Content is king. Every internet marketer knows this. That’s why everybody invests in content. However, merely publishing tons of content is not enough. You must do it with intent. So, before you start content marketing, define your goals and monitor the impact of your content marketing efforts on a regular basis. If you find you are falling short of your target, then re-strategize to make your content more effective.
But how do you really measure your content marketing performance?
Here are four important metrics you must measure your content on, as well as tips on how to do that.
Your content should help you increase site traffic. If it’s failing to do that, you must rethink your content marketing strategy. More traffic can help boost your bottom-line. After all, more viewers mean more paying customers.
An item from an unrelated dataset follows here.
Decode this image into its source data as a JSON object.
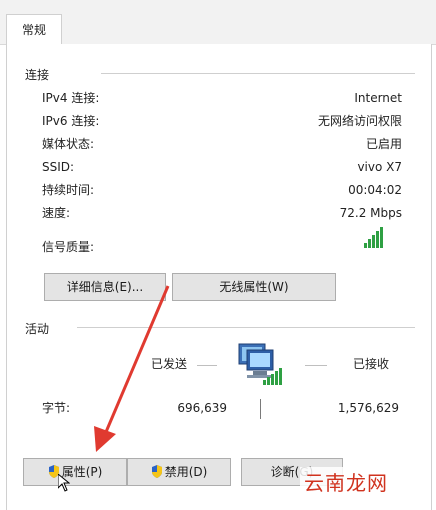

So how can you measure page views?
The easiest way to do monitor site traffic is by using Google Analytics. Other tools that do this with great accuracy are also available. It’s up to you how you measure page views. What’s most important is that you take a measure on a regular basis. If you don’t monitor this value, you might never know how effective you content is.
While healthy organic site traffic is paramount, it alone doesn’t guarantee success. You may think I’m contradicting myself considering what I said above, but I’m not. Let me explain with an example.
Let’s say you manage to increase daily page views from 500 from 1000, but 950 visitors leave your site within a few seconds. In such a case, as you may guess, high traffic will not do you much good. To succeed, you need more traffic and a low bounce rate, which shows the percentage of total site visitors who leave your site after viewing the first webpage.
Many factors affect bounce rate, with content being one of them. If your content is irrelevant to visitors, they will abandon your site right away and go to another, with better content. Also, high bounce rate means you will get fewer opportunities to promote customer engagement. Worse, it might give your brand a bad image, because if viewers are not happy with their site experience, they may share their feedback on social media and review sites.
You can use Google Analytics to measure your bounce rate. In case of a high bounce rate, review your content and make the necessary improvements. However, keep in mind that a high bounce rate doesn’t necessarily mean poor content. Other factors, especially site speed, can cause bounce rate to climb up menacingly, even if your content is first-rate.
As a matter of fact, slow page loading time affects bounce rate more than content quality, something which the following infographic shows all too clearly. As you can see from it, pages that load slowly have seriously high bounce rate. For instance, a site that takes 6 seconds to load has a 106% more bounce probability than a site with a loading time of 1 sec. For a site with 10 seconds load time, this figure is 123%. In case of a high bounce rate, you must rule out slow speed as main cause before reviewing your content’s relevancy.
Check your site load time on different devices, like a desktop PC, smartphone, and tablet, and if it is more than 3 seconds, take measures to bring the site load time down.
There are many online tools like GTMetrix or Google PageSpeed Insights that give a detailed picture about the speed of your site. They measure all aspects of the frontend speed and break down the choking points, while providing practical advice how to sort the issues.
The most common problems are large images, lack of caching, poor coding, and slow servers. Practically all those can be avoided easily. Use a tested CMS (with top quality theme) like WordPress or Joomla, run plugins for image optimization and caching, and choose a top quality hosting provider through proper research.
The hosting experts over at the Hosting Tribunal can help you with real-time data and in-depth analyses that rank the official WordPress hosts Bluehost, SiteGround, and DreamHost among the best options for this popular CMS.
Unless you’ve spent the last few years under a rock, you would be aware that social media has a huge role to play in your online success.
With three of the top 10 most visited sites being social media sites, a handsome increase in social shares can take your business to the next level. More social shares can elevate your personal brand, improve brand awareness and organic traffic, and boost customer engagement.
Informative and entertaining content is the key to getting more social shares, which you can measure using a free tool, such as Muck Rack, BuzzSumo, Twitomony, Twopcharts, and Social Mention.
Email List Subscribers
Another metric you should track to gauge your content’s impact is your email list growth rate. If the number of new subscribers is significantly greater than the number of unsubscribes and bounces, you are doing well.
There are many sites that throw a pop-up about joining their email lists the moment visitors land on their sites. Such tactics rarely, if ever, work, because you are demanding something from visitors without offering them anything in return. You must offer customers relevant content, which addresses their potential pain points above all, to convince them to join your email list. Remember, customer engagement is all about giving and taking.
To measure the email list growth rate, use this simple formula.
List Growth Rate = (New Subscribers – (Unsubscribers + Hard Bounces)) / List Size
To sum it up, if you don’t measure your content marketing performance, you may well be wasting much of the energy, time and money that you are putting into publishing content. Use these simple tips to monitor the effectiveness of your content on a regular basis and optimize whatever is needed.